> _DIRECTIONS_
Every line of the data is to be output verbatim.

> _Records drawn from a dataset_
* * * * * * * * *
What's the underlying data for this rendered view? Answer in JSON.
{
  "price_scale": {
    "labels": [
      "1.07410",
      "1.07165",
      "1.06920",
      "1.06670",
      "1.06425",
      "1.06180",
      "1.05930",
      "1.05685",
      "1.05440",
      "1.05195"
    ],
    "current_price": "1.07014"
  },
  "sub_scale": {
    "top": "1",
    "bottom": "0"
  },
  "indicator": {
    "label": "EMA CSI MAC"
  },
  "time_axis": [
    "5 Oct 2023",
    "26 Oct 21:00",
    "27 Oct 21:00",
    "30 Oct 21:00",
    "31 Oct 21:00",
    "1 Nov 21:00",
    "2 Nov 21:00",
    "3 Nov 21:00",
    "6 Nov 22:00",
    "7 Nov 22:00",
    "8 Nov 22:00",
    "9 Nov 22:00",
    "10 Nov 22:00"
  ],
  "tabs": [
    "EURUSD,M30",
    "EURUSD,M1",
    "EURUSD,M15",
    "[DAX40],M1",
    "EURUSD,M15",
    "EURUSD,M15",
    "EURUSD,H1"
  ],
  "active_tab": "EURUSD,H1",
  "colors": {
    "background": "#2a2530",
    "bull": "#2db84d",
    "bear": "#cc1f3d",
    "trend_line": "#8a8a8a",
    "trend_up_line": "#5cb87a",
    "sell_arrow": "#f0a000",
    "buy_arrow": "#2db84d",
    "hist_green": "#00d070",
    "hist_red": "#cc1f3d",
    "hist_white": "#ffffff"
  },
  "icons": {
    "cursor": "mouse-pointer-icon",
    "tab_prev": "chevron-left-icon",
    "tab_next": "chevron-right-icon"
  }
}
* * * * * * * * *
> _ANSWER AREA_
What's the underlying data for this rendered view? Answer in JSON.
{
  "price_scale": {
    "labels": [
      "1.07410",
      "1.07165",
      "1.06920",
      "1.06670",
      "1.06425",
      "1.06180",
      "1.05930",
      "1.05685",
      "1.05440",
      "1.05195"
    ],
    "current_price": "1.07014"
  },
  "sub_scale": {
    "top": "1",
    "bottom": "0"
  },
  "indicator": {
    "label": "EMA CSI MAC"
  },
  "time_axis": [
    "5 Oct 2023",
    "26 Oct 21:00",
    "27 Oct 21:00",
    "30 Oct 21:00",
    "31 Oct 21:00",
    "1 Nov 21:00",
    "2 Nov 21:00",
    "3 Nov 21:00",
    "6 Nov 22:00",
    "7 Nov 22:00",
    "8 Nov 22:00",
    "9 Nov 22:00",
    "10 Nov 22:00"
  ],
  "tabs": [
    "EURUSD,M30",
    "EURUSD,M1",
    "EURUSD,M15",
    "[DAX40],M1",
    "EURUSD,M15",
    "EURUSD,M15",
    "EURUSD,H1"
  ],
  "active_tab": "EURUSD,H1",
  "colors": {
    "background": "#2a2530",
    "bull": "#2db84d",
    "bear": "#cc1f3d",
    "trend_line": "#8a8a8a",
    "trend_up_line": "#5cb87a",
    "sell_arrow": "#f0a000",
    "buy_arrow": "#2db84d",
    "hist_green": "#00d070",
    "hist_red": "#cc1f3d",
    "hist_white": "#ffffff"
  },
  "icons": {
    "cursor": "mouse-pointer-icon",
    "tab_prev": "chevron-left-icon",
    "tab_next": "chevron-right-icon"
  }
}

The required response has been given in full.